The spin machine is hard at work. Hold your nose as you read this dirty baby nappy-smelly defense from Microsoft about its “neutral” position on a state bill that would have barred discrimination on the basis of sexual orientation. From the NYT:
Microsoft officials said that the recent meetings with the minister did not persuade them to back away from supporting the bill, because they had already decided to take a “neutral” position on it. They said they had examined their legislative priorities and decided that because they already offer extensive benefits to gay employees and that King County, where Microsoft is based, already has an anti-discrimination law broader than what the state bill proposed, they should focus on other legislative matters.

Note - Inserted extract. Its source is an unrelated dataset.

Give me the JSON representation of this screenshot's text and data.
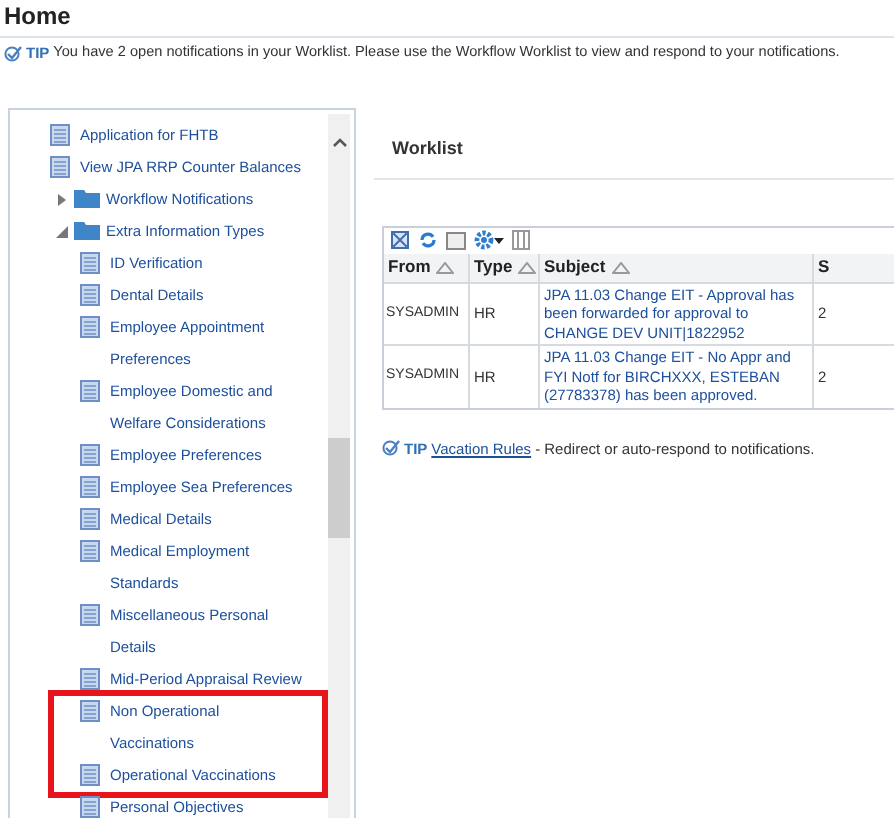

“Our government affairs team made a decision before this legislative session that we would focus our energy on a limited number of issues that are directly related to our business,” said Mark Murray, a company spokesman. “That decision was not influenced by external factors. It was driven by our desire to focus on a smaller number of issues in this short legislative session. We obviously have not done a very good job of communicating about this issue.”
Uh, that’s an understatement you cowardly f*cker. It gets better, since the company has already been ratted out as having been affected by Ken Hutcherson, pastor of the Antioch Bible Church, who planned a boycott of MS if the $30+ billion dollar company supported the bill, would have prevented discrimination in employment, housing and other matters to gays and lesbians.
But State Representative Ed Murray, an openly gay Democrat and a sponsor of the bill, said that in a conversation last month with Bradford L. Smith, Microsoft’s senior vice president and general counsel, Mr. Smith made it clear to him that the company was under pressure from the church and the pastor and that he was also concerned about the reaction to company support of the bill among its Christian employees, the lawmaker said.
Mr. Smith would not comment for this article….Representative Murray said the company’s contention that the decision not to support the bill had nothing to do with the church was “an absolute lie.”
And low-rent Am Taliban Hutcherson was quite smug about his successful threat to Microsoft — he said he told company executives, “If you don’t think the moral issue is not a big issue, just count the amount of votes that were cast on moral issues in the last election,” and “I was going to give them something to be afraid of Christians about.”
[John over at AMERICABlog also has much to say about this article.]